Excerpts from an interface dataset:
★ ★ ★
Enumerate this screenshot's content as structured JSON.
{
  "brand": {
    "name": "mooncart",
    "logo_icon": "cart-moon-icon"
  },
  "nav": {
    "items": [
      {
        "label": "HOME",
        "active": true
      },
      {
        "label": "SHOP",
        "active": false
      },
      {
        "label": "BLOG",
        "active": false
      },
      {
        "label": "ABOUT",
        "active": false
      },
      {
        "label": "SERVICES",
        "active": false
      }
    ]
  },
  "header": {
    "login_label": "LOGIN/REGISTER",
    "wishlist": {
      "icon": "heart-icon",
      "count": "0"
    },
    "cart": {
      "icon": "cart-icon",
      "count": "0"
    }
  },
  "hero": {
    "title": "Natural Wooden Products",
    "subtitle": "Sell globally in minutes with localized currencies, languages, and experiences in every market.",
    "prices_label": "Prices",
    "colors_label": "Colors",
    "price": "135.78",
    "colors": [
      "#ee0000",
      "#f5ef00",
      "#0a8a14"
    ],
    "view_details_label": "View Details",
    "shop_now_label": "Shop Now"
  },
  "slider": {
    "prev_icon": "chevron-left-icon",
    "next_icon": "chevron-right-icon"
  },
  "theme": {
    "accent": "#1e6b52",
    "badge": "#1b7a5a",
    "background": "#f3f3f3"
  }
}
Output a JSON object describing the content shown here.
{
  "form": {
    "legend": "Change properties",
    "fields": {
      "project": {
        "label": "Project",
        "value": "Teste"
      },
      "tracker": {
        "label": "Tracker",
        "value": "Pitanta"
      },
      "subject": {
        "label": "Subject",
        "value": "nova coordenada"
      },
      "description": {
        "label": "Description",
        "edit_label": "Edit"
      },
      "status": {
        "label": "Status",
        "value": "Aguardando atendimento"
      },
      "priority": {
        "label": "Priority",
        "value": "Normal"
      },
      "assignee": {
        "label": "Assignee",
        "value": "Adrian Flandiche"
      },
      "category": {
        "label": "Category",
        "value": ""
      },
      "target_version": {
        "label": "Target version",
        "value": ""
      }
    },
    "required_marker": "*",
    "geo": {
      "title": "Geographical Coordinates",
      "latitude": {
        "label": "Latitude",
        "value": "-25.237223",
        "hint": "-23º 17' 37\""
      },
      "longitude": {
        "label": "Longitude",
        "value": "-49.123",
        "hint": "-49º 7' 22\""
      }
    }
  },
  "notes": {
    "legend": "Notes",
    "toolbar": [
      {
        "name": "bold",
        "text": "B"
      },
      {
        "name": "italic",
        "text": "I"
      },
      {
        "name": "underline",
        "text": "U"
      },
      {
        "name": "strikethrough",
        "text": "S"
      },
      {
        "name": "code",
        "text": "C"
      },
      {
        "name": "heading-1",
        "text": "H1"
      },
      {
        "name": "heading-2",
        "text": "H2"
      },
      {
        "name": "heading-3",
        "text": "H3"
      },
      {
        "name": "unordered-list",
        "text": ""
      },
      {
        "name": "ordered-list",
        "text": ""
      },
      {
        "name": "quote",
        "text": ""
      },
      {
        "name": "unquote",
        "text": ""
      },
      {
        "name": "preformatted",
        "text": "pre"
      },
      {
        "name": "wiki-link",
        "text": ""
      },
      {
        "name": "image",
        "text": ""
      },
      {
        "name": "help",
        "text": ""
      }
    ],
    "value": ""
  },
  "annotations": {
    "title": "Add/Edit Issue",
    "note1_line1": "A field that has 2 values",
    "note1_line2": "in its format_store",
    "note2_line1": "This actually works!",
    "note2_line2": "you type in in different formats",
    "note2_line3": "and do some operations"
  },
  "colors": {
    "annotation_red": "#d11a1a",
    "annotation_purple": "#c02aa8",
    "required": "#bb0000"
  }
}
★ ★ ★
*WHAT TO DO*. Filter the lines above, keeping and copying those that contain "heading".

*ANSWER SECTION*.
        "name": "heading-1",
        "name": "heading-2",
        "name": "heading-3",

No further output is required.